▸ **Excerpts from an interface dataset**:
▽
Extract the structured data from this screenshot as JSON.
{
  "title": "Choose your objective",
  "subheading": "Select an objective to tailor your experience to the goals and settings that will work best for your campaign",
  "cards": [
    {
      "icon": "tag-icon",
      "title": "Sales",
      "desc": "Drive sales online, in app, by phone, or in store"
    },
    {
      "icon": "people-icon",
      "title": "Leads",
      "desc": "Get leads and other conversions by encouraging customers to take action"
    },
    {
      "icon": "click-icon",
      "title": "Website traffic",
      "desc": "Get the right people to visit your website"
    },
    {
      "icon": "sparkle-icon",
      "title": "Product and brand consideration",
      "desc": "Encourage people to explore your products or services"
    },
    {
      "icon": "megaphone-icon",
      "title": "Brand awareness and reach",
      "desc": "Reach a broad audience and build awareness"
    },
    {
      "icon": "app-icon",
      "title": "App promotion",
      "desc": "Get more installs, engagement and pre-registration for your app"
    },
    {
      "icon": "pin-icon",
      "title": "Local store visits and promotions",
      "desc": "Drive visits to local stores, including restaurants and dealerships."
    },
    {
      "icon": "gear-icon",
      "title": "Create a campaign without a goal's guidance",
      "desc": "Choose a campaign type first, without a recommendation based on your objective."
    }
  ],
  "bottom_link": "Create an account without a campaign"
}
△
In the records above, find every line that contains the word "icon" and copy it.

      "icon": "tag-icon",
      "icon": "people-icon",
      "icon": "click-icon",
      "icon": "sparkle-icon",
      "icon": "megaphone-icon",
      "icon": "app-icon",
      "icon": "pin-icon",
      "icon": "gear-icon",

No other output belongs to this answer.